On Monday, the asset management and advisory business formerly known as Standard Life Aberdeen made waves in the press after announcing that it was dropping the “e” in its name.
News organizations were quick to poke fun at the change. A Wall Street Journal reporter wrote that “Crtain vowls just arn’t arning thir kp anymor,” while Reuters posed the question: “To ‘e’ or not to ‘e’?”
According to experts, though, the rebrand may serve an important purpose: communicating to clients and investors that things are changing.
In 2017, Aberdeen Asset Management and Standard Life, both industry giants, closed their merger, becoming one of the largest active managers in Europe. But just a year after the deal closed, the new entity saw a rise in outflows, as certain strategies underperformed.
Standard Life Aberdeen said in its announcement that the new name is part of its “modern, agile, digitally-enabled brand.” Moving forward, the company is set to focus on global asset management, technology platforms for U.K. advisors and customers, and personal savings and wealth.
The firm will be changing its stock ticker and roll out the new name in the summer, according to its announcement.
Rebranding and Rebuilding
Over the years, the strength of the Aberdeen brand has eroded, according to Chris Chancellor, senior director of global insights at Broadridge, which evaluates asset management brands in its annual Fund Brand 50 study.
“Back in 2014 Aberdeen was a top 10 brand in Europe; however, it’s now dropped outside of the top 30,” he said via email. “The U.K. is its strongest market, but it also has strength in France, Germany, and Spain.”
Max Hilton, managing director at Peregrine Communications, likewise noted that the Aberdeen brand was not as strong as it once was. Peregrine publishes a similar annual report called The Global 100, which covers the integrated marketing and communications of asset managers, including their social media standing.

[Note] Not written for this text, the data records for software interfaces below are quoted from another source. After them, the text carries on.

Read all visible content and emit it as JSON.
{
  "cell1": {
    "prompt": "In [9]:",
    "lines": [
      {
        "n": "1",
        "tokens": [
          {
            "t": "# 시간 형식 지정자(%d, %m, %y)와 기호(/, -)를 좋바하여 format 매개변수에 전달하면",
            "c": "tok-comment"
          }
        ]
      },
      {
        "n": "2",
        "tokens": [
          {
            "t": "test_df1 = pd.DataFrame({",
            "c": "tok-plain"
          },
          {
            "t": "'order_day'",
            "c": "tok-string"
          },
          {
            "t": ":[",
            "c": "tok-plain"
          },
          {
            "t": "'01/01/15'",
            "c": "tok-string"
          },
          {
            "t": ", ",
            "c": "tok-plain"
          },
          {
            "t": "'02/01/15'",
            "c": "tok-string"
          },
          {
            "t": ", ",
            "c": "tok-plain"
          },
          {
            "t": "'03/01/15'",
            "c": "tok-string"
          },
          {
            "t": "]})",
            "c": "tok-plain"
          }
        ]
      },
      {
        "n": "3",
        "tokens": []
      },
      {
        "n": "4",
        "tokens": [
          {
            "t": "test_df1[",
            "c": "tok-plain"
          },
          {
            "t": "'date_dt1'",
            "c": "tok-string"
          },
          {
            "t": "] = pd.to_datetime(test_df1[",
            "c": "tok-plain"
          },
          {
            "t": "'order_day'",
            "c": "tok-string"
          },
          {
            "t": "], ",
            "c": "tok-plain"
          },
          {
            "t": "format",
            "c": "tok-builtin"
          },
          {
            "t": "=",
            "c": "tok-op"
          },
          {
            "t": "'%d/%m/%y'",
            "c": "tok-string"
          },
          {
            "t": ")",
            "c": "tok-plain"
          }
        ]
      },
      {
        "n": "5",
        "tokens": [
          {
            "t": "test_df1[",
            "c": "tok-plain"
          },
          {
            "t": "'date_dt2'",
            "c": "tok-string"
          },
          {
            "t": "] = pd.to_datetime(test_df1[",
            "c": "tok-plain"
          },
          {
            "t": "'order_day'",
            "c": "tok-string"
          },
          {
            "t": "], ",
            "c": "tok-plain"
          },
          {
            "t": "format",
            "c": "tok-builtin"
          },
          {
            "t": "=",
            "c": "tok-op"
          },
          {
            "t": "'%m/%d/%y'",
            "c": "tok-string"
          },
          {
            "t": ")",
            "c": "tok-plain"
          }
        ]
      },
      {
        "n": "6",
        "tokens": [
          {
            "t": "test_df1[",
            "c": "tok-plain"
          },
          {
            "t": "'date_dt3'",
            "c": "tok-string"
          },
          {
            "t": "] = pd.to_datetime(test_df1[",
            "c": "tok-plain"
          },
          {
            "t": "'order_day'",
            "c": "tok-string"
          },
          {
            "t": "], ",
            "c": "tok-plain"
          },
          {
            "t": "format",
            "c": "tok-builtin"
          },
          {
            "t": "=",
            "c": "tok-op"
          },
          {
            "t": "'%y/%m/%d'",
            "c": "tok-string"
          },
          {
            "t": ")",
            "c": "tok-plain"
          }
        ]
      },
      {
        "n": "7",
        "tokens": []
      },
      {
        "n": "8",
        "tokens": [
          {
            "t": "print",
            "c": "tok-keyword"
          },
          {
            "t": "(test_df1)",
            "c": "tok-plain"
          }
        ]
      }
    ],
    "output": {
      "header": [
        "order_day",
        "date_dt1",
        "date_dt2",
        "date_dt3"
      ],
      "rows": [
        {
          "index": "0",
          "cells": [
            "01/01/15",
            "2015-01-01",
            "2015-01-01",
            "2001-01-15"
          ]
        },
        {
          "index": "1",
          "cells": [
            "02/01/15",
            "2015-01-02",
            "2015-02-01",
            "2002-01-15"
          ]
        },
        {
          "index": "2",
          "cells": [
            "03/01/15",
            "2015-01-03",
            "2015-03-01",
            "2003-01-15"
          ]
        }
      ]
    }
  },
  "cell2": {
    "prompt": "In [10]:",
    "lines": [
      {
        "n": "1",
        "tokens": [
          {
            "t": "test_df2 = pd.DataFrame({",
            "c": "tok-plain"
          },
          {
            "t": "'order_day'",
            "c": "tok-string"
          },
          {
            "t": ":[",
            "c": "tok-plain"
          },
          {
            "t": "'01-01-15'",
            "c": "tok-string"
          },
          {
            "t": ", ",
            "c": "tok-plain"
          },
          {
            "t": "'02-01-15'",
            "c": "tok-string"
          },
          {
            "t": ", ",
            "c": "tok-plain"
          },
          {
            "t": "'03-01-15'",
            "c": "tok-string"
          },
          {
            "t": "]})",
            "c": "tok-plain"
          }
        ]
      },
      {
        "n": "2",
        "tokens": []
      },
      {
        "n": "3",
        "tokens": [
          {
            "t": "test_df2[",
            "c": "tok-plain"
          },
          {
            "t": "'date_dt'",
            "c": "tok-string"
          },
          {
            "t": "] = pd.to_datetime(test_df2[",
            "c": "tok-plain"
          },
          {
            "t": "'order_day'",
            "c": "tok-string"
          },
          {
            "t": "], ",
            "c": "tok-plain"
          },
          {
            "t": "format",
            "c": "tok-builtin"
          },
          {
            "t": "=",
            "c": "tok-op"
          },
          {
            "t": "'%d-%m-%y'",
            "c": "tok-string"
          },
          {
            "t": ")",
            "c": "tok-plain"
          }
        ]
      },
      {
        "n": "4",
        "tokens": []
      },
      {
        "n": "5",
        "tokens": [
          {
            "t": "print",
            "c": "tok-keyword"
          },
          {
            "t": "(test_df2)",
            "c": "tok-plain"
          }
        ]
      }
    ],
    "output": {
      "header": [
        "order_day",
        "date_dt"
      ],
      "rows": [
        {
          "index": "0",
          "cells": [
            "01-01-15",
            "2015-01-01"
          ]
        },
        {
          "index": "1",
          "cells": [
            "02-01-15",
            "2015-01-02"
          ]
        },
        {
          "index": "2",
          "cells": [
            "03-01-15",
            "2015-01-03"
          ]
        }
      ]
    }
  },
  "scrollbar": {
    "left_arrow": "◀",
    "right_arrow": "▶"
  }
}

“From Peregrine’s own research into the world’s largest asset management brands, it is evident that this group faces a complex set of challenges, not the least of which is that managers are struggling to grow brand awareness among target audiences,” he said via email Monday.
But according to Chancellor, the newly rebranded ABRDN has a reason to be optimistic. “They are seen as experts that have client-oriented thinking and keep clients informed – these are good building blocks to build the brand back up when allied with innovative products and strong performance,” he said via email.
He added that changing a name and logo in and of itself doesn’t make a big difference, but “if it is also allied with a firm thinking deeply about how it wants to be perceived and building an action plan accordingly then it can be a key inflection point.”
What’s in a Name?
Rebranding isn’t uncommon in the finance industry — especially after scandals. Och-Ziff's rebrand to Sculptor Capital Management and J.W. Childs Associates’ shift to Prospect Hill Growth Partners were both in response to their executives getting caught up in bad news, for instance.
But name changes don’t necessarily follow poor press. For instance, in 2019, Bank of America announced that it was dropping the “Merrill Lynch” from its name in an effort to streamline the brand, opting instead to use “Merrill” to name certain sub-businesses.
Hilton said the trend will likely continue.
“We expect to see an increasing number of managers undertaking similar exercises as they attempt to reinvigorate their own stagnating brands,” he said.